The problem of paan spitting in the UK is said to be bad across the country. Until this week I had never heard of it or seen any of the detritus it leaves behind.
A press report highlighted the difficult job Brent council, in London, is having clearing away the residual filth from its streets. It now has a high profile advertising campaign aimed at stopping this habit from besmirching its streets. On the spot fines of £80 are liable to face offenders.
So what is paan spitting?
Paan is a tobacco leaf-based mixture. It is commonly chewed and spat out by some members of the Asian community. Paan is made of tobacco, nuts and spices and is wrapped in a leaf.
Once chewed and spat on the pavement, path or sidewalk a dirty dark red stain is left. It resembles dried blood. It is very difficult to shift the stains away.
People who object to paan spitting come from all walks of life and ethnic backgrounds. Paan spitting is not liked areaware in Wembley was spattered with the filthy stains at regular intervals.
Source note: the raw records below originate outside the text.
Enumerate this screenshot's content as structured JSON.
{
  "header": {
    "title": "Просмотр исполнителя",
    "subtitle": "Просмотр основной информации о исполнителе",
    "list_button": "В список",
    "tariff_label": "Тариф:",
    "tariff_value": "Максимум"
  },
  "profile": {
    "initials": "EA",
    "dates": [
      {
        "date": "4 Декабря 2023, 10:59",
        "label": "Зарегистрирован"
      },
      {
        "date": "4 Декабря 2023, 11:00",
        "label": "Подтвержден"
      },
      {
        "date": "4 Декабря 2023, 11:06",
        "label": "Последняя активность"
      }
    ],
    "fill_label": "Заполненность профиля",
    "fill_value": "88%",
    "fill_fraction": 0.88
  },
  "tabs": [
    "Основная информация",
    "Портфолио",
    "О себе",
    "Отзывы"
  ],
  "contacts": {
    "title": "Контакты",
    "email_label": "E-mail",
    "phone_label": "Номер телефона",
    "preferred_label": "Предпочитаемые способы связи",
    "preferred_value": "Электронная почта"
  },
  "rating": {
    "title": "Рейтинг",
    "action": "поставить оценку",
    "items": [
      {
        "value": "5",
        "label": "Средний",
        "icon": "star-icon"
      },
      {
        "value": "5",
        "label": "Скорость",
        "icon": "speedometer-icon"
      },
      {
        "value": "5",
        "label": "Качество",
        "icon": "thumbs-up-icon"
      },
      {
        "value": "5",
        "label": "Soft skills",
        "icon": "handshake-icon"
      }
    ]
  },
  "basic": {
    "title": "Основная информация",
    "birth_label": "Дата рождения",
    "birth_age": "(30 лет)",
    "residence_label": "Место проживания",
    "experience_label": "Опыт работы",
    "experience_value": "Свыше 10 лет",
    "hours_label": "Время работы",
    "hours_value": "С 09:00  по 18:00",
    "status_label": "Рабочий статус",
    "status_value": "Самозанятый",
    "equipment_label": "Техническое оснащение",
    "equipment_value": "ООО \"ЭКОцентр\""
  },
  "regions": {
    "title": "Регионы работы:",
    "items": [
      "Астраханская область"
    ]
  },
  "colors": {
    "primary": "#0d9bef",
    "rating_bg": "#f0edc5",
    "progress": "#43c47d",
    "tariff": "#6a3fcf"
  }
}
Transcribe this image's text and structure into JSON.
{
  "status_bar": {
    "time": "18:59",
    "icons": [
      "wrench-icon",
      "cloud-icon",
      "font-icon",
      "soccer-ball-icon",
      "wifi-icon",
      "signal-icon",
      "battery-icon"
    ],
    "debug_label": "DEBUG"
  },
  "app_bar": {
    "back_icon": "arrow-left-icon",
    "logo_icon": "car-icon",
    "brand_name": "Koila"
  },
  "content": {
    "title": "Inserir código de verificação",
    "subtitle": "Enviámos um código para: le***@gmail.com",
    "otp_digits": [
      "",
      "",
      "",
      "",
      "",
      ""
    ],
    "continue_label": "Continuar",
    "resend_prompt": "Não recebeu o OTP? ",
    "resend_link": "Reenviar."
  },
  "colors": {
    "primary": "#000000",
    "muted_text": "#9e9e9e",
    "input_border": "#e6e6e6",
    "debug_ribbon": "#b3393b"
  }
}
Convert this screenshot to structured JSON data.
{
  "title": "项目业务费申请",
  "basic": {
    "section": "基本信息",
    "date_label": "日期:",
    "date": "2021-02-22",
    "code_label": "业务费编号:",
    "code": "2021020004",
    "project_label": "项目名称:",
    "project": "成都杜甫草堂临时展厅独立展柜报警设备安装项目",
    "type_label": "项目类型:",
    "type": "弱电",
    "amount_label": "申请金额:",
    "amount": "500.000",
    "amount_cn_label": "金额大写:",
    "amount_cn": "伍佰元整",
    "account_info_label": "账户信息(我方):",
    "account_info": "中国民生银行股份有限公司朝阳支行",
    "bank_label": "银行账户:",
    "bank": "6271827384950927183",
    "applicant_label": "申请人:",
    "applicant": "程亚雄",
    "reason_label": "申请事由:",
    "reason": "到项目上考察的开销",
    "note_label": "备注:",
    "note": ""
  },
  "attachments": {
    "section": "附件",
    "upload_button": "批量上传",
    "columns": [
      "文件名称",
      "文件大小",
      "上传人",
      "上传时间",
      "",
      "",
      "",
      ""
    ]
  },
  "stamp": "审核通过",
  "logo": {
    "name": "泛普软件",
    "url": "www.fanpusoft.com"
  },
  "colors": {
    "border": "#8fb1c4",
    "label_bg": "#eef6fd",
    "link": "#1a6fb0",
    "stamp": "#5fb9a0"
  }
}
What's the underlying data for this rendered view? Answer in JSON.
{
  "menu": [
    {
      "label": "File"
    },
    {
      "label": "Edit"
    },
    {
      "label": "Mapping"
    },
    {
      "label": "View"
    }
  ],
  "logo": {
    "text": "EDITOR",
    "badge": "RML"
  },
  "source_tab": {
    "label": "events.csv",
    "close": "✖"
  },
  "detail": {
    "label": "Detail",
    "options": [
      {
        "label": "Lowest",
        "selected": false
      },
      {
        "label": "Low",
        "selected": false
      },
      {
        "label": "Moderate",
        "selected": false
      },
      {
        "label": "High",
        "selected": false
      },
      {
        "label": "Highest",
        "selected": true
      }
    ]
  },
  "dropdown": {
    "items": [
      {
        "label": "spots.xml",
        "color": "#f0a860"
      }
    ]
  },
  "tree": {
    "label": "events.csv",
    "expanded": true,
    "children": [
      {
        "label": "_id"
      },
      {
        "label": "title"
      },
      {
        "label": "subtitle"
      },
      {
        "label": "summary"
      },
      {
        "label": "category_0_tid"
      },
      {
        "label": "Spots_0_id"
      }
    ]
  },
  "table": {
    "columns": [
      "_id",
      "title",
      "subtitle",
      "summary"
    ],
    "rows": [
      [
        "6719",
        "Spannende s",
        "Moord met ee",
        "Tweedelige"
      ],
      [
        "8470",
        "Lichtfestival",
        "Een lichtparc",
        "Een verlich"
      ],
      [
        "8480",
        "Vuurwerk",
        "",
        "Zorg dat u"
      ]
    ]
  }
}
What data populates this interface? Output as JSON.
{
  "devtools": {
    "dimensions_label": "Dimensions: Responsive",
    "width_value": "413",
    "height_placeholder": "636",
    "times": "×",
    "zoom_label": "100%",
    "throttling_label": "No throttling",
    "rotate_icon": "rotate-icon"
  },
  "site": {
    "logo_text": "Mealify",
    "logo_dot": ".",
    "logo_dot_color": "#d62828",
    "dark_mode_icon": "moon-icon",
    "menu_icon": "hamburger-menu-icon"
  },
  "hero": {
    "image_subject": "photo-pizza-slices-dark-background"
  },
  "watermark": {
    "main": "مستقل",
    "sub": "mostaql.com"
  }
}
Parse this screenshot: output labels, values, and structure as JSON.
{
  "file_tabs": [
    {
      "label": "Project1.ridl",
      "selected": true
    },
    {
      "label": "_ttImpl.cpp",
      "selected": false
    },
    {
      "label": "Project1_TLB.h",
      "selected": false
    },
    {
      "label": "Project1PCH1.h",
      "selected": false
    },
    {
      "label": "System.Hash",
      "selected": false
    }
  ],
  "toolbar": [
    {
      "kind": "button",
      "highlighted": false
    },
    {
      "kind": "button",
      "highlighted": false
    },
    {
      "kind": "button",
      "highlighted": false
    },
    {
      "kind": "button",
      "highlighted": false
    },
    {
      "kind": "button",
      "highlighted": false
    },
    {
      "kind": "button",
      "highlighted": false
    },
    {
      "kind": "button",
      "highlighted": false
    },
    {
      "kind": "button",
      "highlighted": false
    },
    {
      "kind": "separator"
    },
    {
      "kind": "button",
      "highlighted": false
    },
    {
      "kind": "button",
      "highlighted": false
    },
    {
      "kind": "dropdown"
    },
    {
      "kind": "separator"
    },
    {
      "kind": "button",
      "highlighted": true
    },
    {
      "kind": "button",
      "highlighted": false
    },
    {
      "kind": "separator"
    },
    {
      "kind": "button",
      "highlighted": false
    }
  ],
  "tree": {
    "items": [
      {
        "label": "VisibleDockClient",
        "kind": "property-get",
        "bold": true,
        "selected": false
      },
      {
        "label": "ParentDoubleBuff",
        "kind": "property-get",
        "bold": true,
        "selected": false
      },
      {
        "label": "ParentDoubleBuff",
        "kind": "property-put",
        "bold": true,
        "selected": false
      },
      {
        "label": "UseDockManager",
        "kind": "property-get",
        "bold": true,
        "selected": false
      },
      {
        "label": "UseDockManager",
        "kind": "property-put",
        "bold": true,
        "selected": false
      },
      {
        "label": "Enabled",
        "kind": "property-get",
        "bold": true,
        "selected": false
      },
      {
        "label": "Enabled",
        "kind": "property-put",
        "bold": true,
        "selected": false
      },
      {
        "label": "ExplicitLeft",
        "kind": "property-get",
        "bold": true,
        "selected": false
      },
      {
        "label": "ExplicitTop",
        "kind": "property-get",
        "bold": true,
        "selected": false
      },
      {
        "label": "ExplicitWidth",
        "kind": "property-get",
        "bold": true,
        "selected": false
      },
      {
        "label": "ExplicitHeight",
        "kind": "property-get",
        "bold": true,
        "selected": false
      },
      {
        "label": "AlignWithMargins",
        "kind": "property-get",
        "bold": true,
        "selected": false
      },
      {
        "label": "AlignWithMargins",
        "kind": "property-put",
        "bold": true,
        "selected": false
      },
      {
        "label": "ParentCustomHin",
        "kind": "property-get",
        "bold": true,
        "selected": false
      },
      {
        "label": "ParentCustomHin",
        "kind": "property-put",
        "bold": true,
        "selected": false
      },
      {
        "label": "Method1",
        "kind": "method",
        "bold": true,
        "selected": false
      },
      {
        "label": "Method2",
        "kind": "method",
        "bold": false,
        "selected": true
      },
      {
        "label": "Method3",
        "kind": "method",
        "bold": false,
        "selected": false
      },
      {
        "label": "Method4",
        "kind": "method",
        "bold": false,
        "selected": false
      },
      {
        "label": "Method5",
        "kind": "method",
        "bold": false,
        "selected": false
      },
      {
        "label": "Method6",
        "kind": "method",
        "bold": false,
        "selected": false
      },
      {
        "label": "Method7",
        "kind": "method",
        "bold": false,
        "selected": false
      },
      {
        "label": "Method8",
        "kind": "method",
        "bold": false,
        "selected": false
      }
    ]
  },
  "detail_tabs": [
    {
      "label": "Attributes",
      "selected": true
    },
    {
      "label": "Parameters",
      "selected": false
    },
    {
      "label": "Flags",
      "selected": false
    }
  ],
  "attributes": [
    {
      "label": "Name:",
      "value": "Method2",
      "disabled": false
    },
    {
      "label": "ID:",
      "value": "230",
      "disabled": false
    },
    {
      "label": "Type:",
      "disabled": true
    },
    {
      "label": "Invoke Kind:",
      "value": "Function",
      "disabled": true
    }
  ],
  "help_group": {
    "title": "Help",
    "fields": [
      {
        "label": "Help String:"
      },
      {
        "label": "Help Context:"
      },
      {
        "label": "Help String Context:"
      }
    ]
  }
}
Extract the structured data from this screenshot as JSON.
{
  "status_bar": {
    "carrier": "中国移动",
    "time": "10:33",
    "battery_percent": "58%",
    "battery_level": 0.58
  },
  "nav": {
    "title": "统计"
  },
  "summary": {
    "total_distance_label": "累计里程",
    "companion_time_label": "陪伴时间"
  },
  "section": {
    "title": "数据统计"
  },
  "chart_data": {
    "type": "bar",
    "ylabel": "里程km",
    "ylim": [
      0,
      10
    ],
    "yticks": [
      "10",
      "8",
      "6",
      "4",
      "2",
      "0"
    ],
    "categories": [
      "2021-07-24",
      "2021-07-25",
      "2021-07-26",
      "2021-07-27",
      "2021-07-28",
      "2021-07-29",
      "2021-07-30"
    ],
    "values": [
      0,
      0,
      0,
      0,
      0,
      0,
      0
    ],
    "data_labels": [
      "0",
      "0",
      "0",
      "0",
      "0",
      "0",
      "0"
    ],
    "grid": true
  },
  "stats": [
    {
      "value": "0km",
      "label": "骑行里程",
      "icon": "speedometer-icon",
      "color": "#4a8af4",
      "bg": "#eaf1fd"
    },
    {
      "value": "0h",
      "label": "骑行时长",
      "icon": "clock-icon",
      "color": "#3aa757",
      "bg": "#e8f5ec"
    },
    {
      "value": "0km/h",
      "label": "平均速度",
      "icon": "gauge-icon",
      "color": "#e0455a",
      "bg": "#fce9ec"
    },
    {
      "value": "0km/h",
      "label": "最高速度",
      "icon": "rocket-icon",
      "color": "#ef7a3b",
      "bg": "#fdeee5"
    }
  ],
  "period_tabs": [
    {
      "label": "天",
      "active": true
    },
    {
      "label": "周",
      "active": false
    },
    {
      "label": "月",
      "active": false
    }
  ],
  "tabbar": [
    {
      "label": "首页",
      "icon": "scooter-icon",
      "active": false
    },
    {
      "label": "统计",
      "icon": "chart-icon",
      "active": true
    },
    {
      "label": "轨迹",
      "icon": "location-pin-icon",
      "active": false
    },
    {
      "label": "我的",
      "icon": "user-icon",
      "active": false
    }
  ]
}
Apparently some who chew paan believe it is a palate cleanser whilst for others it is just a habit I guess.
This habit though has largely passed me by. Perhaps it is the lower diversity of cultures where I live than in cosmopolitan London. However, with Brent council having to spend £20,000 a year to clean the mess up, and now spending £17,000 in an education drive to stop the habit, it is obviously an expensive problem for the UK as a whole.